The people I was training were IT support staff; the people who keep many of the organisation’s IT systems running. They were a mixture of sysadmins, DBAs and developers. What they had in common was that at least part of their working life is spent looking after systems that are written in Perl and they had never before taken any formal training in the language.
In my experience, this is a pretty common situation. Because Perl is “just a scripting language”, I often come across people who are responsible for Perl programs but who have never been taught how the language works. Managers often seem to believe that people will absorb Perl knowledge just by being exposed to the code. And, of course, that’s partly true. On the face of it, Perl isn’t particularly hard to understand. If you have a grounding in other programming languages in the C/Algol family or you know a bit about Unix tools like awk, sed or Bash scripts you can certainly be productive in Perl.
But not as productive as you could be if you actually took the time to learn about the language.
In many ways, this is one of my favourite kinds of training. The course ran for three days and was adapted from my Introduction to Perl and Intermediate Perl courses. It’s a lot of fun taking the attendees right back to basic Perl and slowly building up their knowledge. The three days is an almost constant stream of “light-bulb moments” as students connect the concepts that I’m talking to code that they’ve seen in the systems they maintain. While it’s true that you can maintain a Perl program just using knowledge that you’ve worked out from reading the code, you become a lot more effective when you understand more of the underlying concepts.
On the other hand, it can be a slightly frustrating kind of course to run. In many cases, they code that these people are maintaining was originally written by people who had never really understood Perl and it has been maintained for years by people with even less knowledge of the language. So the code is a long way from the modern Perl that we’d all like to spend our days working on. This is often going to be monolithic code bases with no sign of a “use strict” or “use warnings”. Maintenance of this code is often seen as a low priority task that is only undertaken when changes are vital and it’s unlikely that anyone could ever take the time that would be required to raise the standards of this code.
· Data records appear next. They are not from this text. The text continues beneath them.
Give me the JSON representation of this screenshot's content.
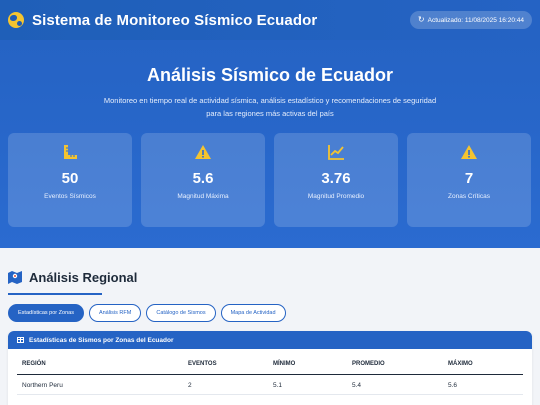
{
  "header": {
    "title": "Sistema de Monitoreo Sísmico Ecuador",
    "updated": "Actualizado: 11/08/2025 16:20:44"
  },
  "hero": {
    "title": "Análisis Sísmico de Ecuador",
    "subtitle": "Monitoreo en tiempo real de actividad sísmica, análisis estadístico y recomendaciones de seguridad para las regiones más activas del país"
  },
  "stats": [
    {
      "icon": "ruler-icon",
      "value": "50",
      "label": "Eventos Sísmicos"
    },
    {
      "icon": "warning-icon",
      "value": "5.6",
      "label": "Magnitud Máxima"
    },
    {
      "icon": "line-chart-icon",
      "value": "3.76",
      "label": "Magnitud Promedio"
    },
    {
      "icon": "alert-icon",
      "value": "7",
      "label": "Zonas Críticas"
    }
  ],
  "regional": {
    "title": "Análisis Regional",
    "tabs": [
      "Estadísticas por Zonas",
      "Análisis RFM",
      "Catálogo de Sismos",
      "Mapa de Actividad"
    ],
    "table_title": "Estadísticas de Sismos por Zonas del Ecuador",
    "columns": [
      "REGIÓN",
      "EVENTOS",
      "MÍNIMO",
      "PROMEDIO",
      "MÁXIMO"
    ],
    "rows": [
      {
        "region": "Northern Peru",
        "events": "2",
        "min": "5.1",
        "avg": "5.4",
        "max": "5.6"
      }
    ]
  },
  "colors": {
    "primary": "#2563c4",
    "accent": "#f4c430"
  }
}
But, nevertheless, I feel that over the last few days I have increased the average level of Perl knowledge in the world. There are eight more people who know how Perl references work (and why you might use them). That has to be a net win. And the fact that the organisation was happy to pay me to run the course must be seen as a positive. It means that they value the effectiveness of their developers.
I often hear people worried about the lack of people starting to use Perl. I’ve lost count of the number of developer managers or CTOs who have cited the lack of available Perl talent as the reason they are moving their development to other technologies. But there is another option. Employ people with good general Programming skills and run training courses that give them the more specific Perl skills that they mean.
I know a good trainer who would be happy to help!